What We Learned: Pacquiao Is a Pretty Good Fighter Even on One Leg
Manny Pacquiao continued to move forward throughout the entire fight with Shane Mosley, a pretty darn good effort for somebody who basically fought the last eight rounds with one good leg.
Pacquiao didn't take many chances, which trainer Freddie Roach said was because of a muscle cramp in his leg.
Pacquiao, who already fights from many odd angles, couldn't get comfortable and put enough strength behind the one leg.
“He had no leverage to move after that,” Roach said. “It was a very gutty performance in my mind.”
What We Learned: This Girl Is a Pretty Good Singer
That's Charice Pempengco, a native of the Philippines who was personally chosen by Manny Pacquiao to sing the national anthem of their country.
And she did a real nice job. A nice, soft voice that hit every note and thrilled the largely pro-Pacquiao crowd.
What We Learned: This Guy Isn't
That's Tyrese Gibson. He sang the U.S. National Anthem. He was awful.
What We Learned: Everybody but Kenny Bayless Knew That Wasn't a Knockdown
See that picture?
That's Manny Pacquiao, laughing, as referee Kenny Bayless gives him a standing eight count.
Bayless ruled that Pacquiao was knocked down in the round, when in fact you didn't even need the super slo-mo instant replay to realize that Shane Mosley pushed Pacquiao to the canvas.
It was so obvious that even most people scoring the fight—including the judges, journalists and those doing it for fun—declined to give Mosley the traditional 10-8 win for the round for scoring a knockdown.
Instead, most observers, such as Lance Pugmire of the Los Angeles Times, had it as a 9-9 round.
What We Learned: There's a Chink in Manny Pacquiao's Armor
Despite giving praise—and rightfully so—to Manny Pacquiao for fighting through a muscle cramp in his leg that hampered him from the fourth round on, we see a chink in Pacquiao's armor.
Before realizing that Shane Mosley wasn't going to fight him back, Pacquiao initially appeared wary of Mosley's reach and strength. That turned out to be a misconception, of course, as Mosley had no thoughts of engaging Pacquiao.
Nonetheless, it makes you wonder how Pacquiao would plan to attack a similar fighter—only better—in Floyd Mayweather?
What We Learned: Shane Mosley Needs to Retire
Shane Mosley said after the fight that he no plans to retire.
He needs to re-think that position.
Mosley will turn 40 in four months, and while there are many others who have fought long beyond that—hell, Evander Holyfield is 48 and he just beat some Danish dude on Saturday night—there is compelling evidence that Sugar should hang 'em up.
For one, his performance against Pacquiao was pathetic.
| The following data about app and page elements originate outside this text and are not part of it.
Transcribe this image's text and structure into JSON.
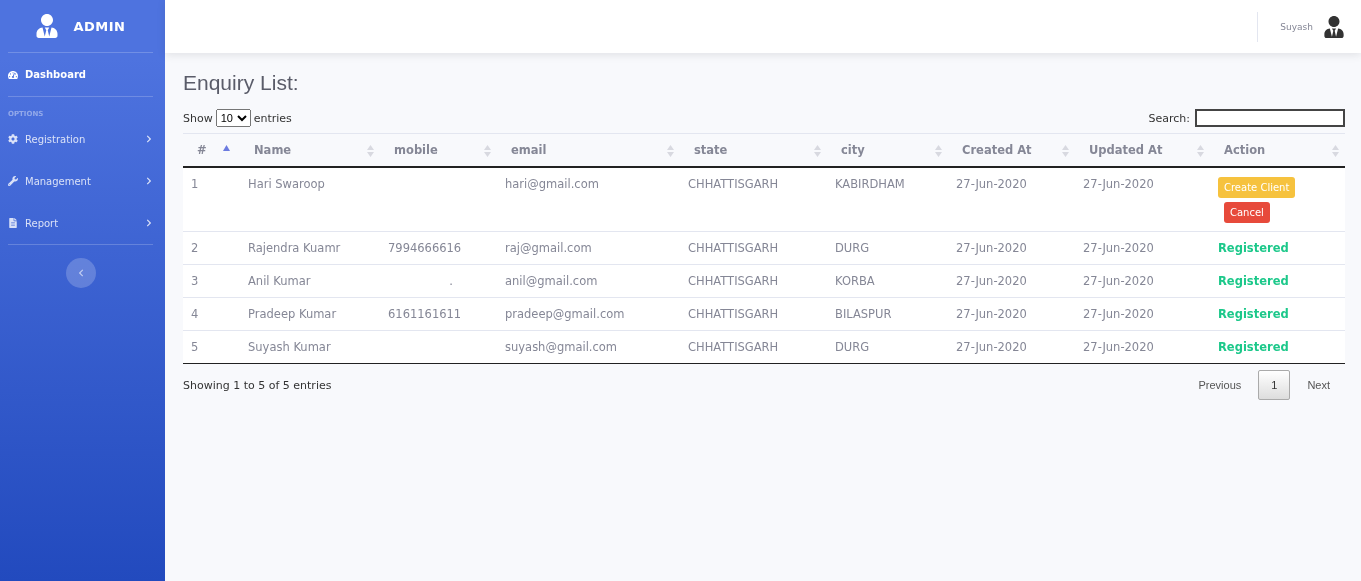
{
  "sidebar": {
    "brand": "ADMIN",
    "items": [
      {
        "label": "Dashboard",
        "selected": true
      }
    ],
    "section": "OPTIONS",
    "options": [
      {
        "label": "Registration",
        "has_children": true
      },
      {
        "label": "Management",
        "has_children": true
      },
      {
        "label": "Report",
        "has_children": true
      }
    ]
  },
  "topbar": {
    "user": "Suyash"
  },
  "page": {
    "title": "Enquiry List:",
    "length": {
      "before": "Show",
      "value": "10",
      "after": "entries"
    },
    "search": {
      "label": "Search:"
    },
    "table": {
      "columns": [
        {
          "label": "#",
          "sorted": true
        },
        {
          "label": "Name",
          "sorted": false
        },
        {
          "label": "mobile",
          "sorted": false
        },
        {
          "label": "email",
          "sorted": false
        },
        {
          "label": "state",
          "sorted": false
        },
        {
          "label": "city",
          "sorted": false
        },
        {
          "label": "Created At",
          "sorted": false
        },
        {
          "label": "Updated At",
          "sorted": false
        },
        {
          "label": "Action",
          "sorted": false
        }
      ],
      "rows": [
        {
          "cells": [
            "1",
            "Hari Swaroop",
            "",
            "hari@gmail.com",
            "CHHATTISGARH",
            "KABIRDHAM",
            "27-Jun-2020",
            "27-Jun-2020"
          ],
          "action": {
            "kind": "buttons",
            "buttons": [
              {
                "label": "Create Client",
                "kind": "warning"
              },
              {
                "label": "Cancel",
                "kind": "danger"
              }
            ]
          }
        },
        {
          "cells": [
            "2",
            "Rajendra Kuamr",
            "7994666616",
            "raj@gmail.com",
            "CHHATTISGARH",
            "DURG",
            "27-Jun-2020",
            "27-Jun-2020"
          ],
          "action": {
            "kind": "status",
            "label": "Registered"
          }
        },
        {
          "cells": [
            "3",
            "Anil Kumar",
            ".",
            "anil@gmail.com",
            "CHHATTISGARH",
            "KORBA",
            "27-Jun-2020",
            "27-Jun-2020"
          ],
          "action": {
            "kind": "status",
            "label": "Registered"
          }
        },
        {
          "cells": [
            "4",
            "Pradeep Kumar",
            "6161161611",
            "pradeep@gmail.com",
            "CHHATTISGARH",
            "BILASPUR",
            "27-Jun-2020",
            "27-Jun-2020"
          ],
          "action": {
            "kind": "status",
            "label": "Registered"
          }
        },
        {
          "cells": [
            "5",
            "Suyash Kumar",
            "",
            "suyash@gmail.com",
            "CHHATTISGARH",
            "DURG",
            "27-Jun-2020",
            "27-Jun-2020"
          ],
          "action": {
            "kind": "status",
            "label": "Registered"
          }
        }
      ]
    },
    "info": "Showing 1 to 5 of 5 entries",
    "pagination": [
      {
        "label": "Previous",
        "kind": "nav",
        "selected": false
      },
      {
        "label": "1",
        "kind": "page",
        "selected": true
      },
      {
        "label": "Next",
        "kind": "nav",
        "selected": false
      }
    ]
  }
}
Two, just take a look at his record. He's now 46-7-1. He began his career with a 38-0 mark, meaning he's 8-7-1 in his last 16 bouts and he's 5-7 in his last 12 fights that have gone 12 rounds.
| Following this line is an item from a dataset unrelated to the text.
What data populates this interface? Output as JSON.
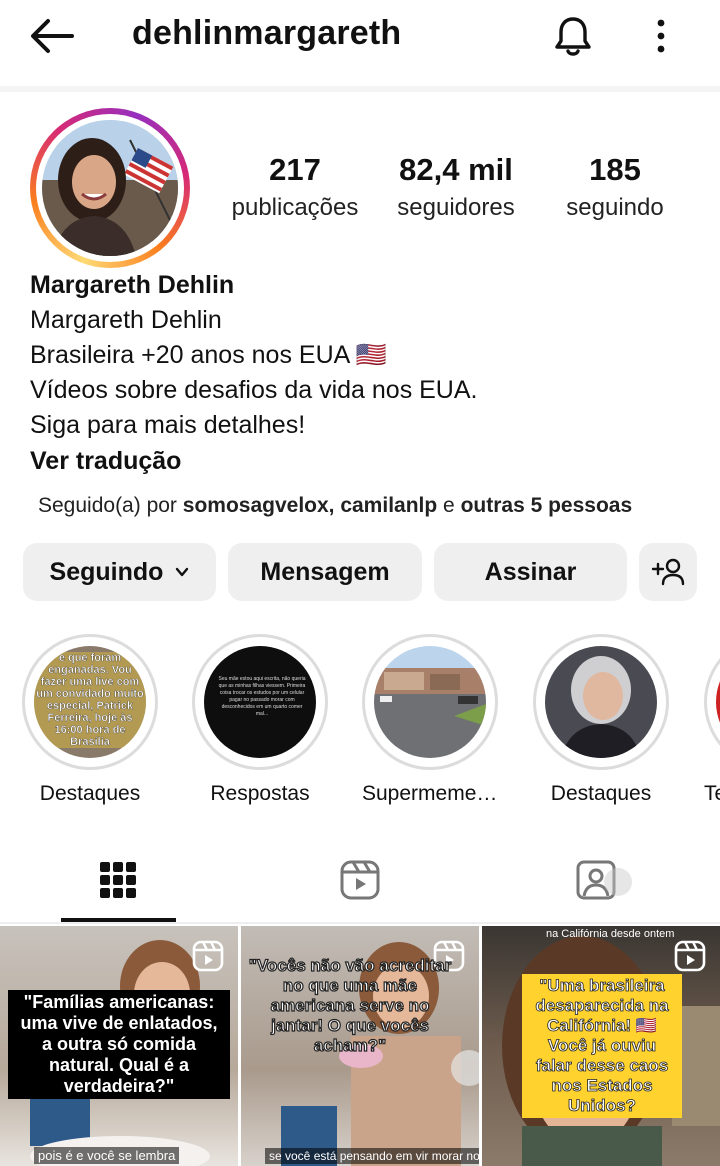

Shane, you're awesome. A Hall of Famer. Go enjoy your money.
What We Learned: Boxing Owes Us One
After charging that kind of money for a ticket to the fight, after charging $54.95 for the pay per view telecast—and thank goodness two of the three undercard bouts were entertaining—the sport of boxing owes us one.
These last few so-called mega-fights have been anything but.
It's time for the sport's powers-that-be to do everything in their power to make the Manny Pacquiao-Floyd Mayweather Jr. fight.
And speaking of Floyd ....
What We Learned: The Big Winner? Not Pacquiao, It's Floyd Mayweather
So, somewhere—whereever he happened to be on Saturday night watching Manny Pacquiao vs. Shane Mosley—Floyd Mayweather must have been having a good laugh.
Granted, Mayweather has his own issues to deal with. Last week he was charged with two misdemeanor counts of threatening to cause bodily injury to another person, related to an alleged verbal assault against two security guards working in the gated community where he lives.
The charges stem from an alleged incident last Oct. 4, and are separate from a Nov. 4 incident in which Mayweather also is charged with misdemeanor assault after apparently poking another security guard in the face with his finger.
All that aside, boxing will demand—no, scream for—a Mayweather-Pacquiao bout after the lackluster, boring affair between Pacquiao and Mosley.